Three UCSD-affiliated scholars win 2020 ASA International Migration Section Awards—Professor David FitzGerald for his book Refuge Beyond Reach: How Rich Democracies Repel Asylum, Angela Garcia for her book Legal Passing: Navigating Undocumented Life and Local Immigration Law (UCSD PhD, 2015, now Associate Professor at the University of Chicago), and graduate student Jiaqi (Mars) Liu for an article appearing in the Journal of Ethnic and Migration Studies. Congratulations to all three on this trifecta!
Professor John Skrentny and graduate student Stacey Livingstone receive 2019-2020 Distinguished Teaching Awards—the highest honors for teaching at UC San Diego.
The full list of people who received the Distinguished Teaching Award can be found here. Congrats to all!
Congratulations to Stacy J. Williams, who has had yet another research piece accepted for publication. Her article, “Personal Prefigurative Politics: Cooking Up an Ideal Society in the Woman’s Temperance and Woman’s Suffrage Movements, 1870-1920” is forthcoming in The Sociological Quarterly.
Abstract: The literature on prefigurative politics currently suffers from an organizational bias. To reduce this bias, I demonstrate how the personal sphere can be prefigurative. An analysis of woman’s temperance and woman’s suffrage newspaper articles about cooking reveals that these activists advocated cooking in ways that would prefigure their visions of social change within individual families. Therefore, this article broadens the concept of prefigurative politics beyond organizations, expanding it to the home. I demonstrate that the home is a site of social movement action, where women in particular may campaign for social change.

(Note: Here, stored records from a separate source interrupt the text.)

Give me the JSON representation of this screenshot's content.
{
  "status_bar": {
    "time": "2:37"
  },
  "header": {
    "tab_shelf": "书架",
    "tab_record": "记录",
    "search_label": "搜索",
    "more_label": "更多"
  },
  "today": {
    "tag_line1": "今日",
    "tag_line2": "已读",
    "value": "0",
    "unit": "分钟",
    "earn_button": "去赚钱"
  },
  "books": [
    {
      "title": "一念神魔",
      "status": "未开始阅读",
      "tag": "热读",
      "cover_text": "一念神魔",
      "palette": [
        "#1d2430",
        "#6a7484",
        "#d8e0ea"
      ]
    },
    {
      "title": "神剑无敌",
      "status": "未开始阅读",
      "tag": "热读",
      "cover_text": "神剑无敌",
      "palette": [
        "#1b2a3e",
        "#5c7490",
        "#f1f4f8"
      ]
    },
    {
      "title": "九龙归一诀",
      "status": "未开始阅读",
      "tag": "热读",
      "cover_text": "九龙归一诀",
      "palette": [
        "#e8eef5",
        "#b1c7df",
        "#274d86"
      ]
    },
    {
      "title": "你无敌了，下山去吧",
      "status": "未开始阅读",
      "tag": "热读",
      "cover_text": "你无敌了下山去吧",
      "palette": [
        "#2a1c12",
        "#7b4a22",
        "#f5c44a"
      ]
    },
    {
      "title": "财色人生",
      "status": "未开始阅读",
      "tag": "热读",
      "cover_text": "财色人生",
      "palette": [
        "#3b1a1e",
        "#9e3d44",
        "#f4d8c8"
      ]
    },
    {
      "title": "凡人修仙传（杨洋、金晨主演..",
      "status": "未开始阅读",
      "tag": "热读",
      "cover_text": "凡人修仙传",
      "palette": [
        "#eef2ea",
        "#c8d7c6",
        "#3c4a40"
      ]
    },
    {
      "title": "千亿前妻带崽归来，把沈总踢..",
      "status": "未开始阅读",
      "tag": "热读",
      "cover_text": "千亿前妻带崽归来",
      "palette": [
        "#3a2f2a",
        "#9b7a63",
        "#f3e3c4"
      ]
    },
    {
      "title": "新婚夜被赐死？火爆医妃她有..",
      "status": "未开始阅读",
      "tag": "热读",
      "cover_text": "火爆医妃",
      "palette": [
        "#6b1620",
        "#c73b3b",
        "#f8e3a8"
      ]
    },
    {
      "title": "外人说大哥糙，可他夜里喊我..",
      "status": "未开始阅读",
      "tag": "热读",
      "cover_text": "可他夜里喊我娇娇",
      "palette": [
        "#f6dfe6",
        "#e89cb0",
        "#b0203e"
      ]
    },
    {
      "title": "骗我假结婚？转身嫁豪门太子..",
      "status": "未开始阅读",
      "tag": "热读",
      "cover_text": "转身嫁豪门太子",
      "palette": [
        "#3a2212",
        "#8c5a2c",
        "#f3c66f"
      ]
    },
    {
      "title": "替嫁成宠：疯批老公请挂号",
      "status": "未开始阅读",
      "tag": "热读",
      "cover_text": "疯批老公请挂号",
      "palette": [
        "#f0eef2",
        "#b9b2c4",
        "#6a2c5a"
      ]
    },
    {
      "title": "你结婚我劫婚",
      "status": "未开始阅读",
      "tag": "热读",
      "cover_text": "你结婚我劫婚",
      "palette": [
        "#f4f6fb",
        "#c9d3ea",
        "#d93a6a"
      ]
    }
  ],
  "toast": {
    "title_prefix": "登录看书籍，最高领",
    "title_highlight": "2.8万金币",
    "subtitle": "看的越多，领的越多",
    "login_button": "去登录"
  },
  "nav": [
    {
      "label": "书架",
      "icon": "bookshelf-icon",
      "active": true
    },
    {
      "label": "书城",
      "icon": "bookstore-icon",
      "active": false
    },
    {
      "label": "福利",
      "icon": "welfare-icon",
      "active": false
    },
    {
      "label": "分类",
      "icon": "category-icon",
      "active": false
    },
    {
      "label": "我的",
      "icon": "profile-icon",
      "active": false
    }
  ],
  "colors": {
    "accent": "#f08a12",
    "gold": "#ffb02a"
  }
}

In April grad student Kelly Nielsen had a chapter titled, “Beyond ‘Warming Up’ and ‘Cooling Out’: The Effects of Community College on a Diverse Group of Disadvantaged Young Women” published in a Routledge volume called Inequality, Power and School Success Case Studies on Racial Disparity and Opportunity in Education, edited by Gilberto Conchas and Michael Gottfried. Info on the book can be found athttp://www.routledge.com/books/details/9781138837881/
Kelly has recently learned that a paper of his that was conditionally accepted in the first round of reviews has been accepted for publication in the journal Sociology of Education. The paper, titled, “’Fake It ‘Til You Make It’: Why Community College Students’ Aspirations ‘Hold Steady’” will be published in the October issue.
Both of these pieces are from his dissertation research. Congratulations Kelly!
Congratulations to Katie Kenny, who has just accepted a 2-year postdoctoral fellowship at the new Practical Justice Initiative in the Faculty of Arts and Social Science at the University of New South Wales in Sydney!
Congratulations to grad student Teresa Zimmerman-Liu for winning the Frieda Daum Urey Fellowship!
This endowed fellowship is a tribute to Frieda Daum Urey who, along with her husband, Nobel Laureate Harold Urey, played a prominent role in the development of the San Diego campus community.
In a competitive process, a research team led by Laura Pecenco (Ph.D. Candidate, Sociology, UC San Diego and Founding Director of Project PAINT: The Prison Arts INiTiative), received an National Endowment for the Arts (NEA) research grant for a project entitled, “Rehabilitation Through the Arts: A Quantitative and Qualitative Evaluation of California Prison Fine Arts Programs.” The researchers will use survey data, in-depth interviews with incarcerated program participants, and inmate histories to better understand the impact of visual arts, theater, music, and creative writing programs in prisons across California.
See the NEA’s press release here: http://arts.gov/sites/default/files/spring-2015-grant-announcement-research.pdf
(Laura’s was one of only two grants funded at the higher amount.)
Pablo’s article, “The end of a traditional class distinction in neoliberal society: ‘White-collar’ and ‘blue-collar’ work and its impact on Chilean workers’ class consciousness” has been accepted by the journal Critical Sociology. Based on survey data and interviews with Chilean workers in different sectors, Pablo shows that white-collar employees are no less class conscious than the “traditional” proletariat.
Congratulations to Laura Rogers, whose NSF grant has now been officially awarded! This grant is entitled, “Doctoral Dissertation Research: Disruption to the Gendered Body: How Oncologists and Patients Understand the Cancer Experience.”
Kelly Nielsen has won the university’s highest award for teaching, the UCSD Distinguished Teaching Award for Graduate Students. We are very fortunate to have many exceptional graduate student teachers in our department, and Kelly’s award reflects well not only on him but on Sociology as a whole.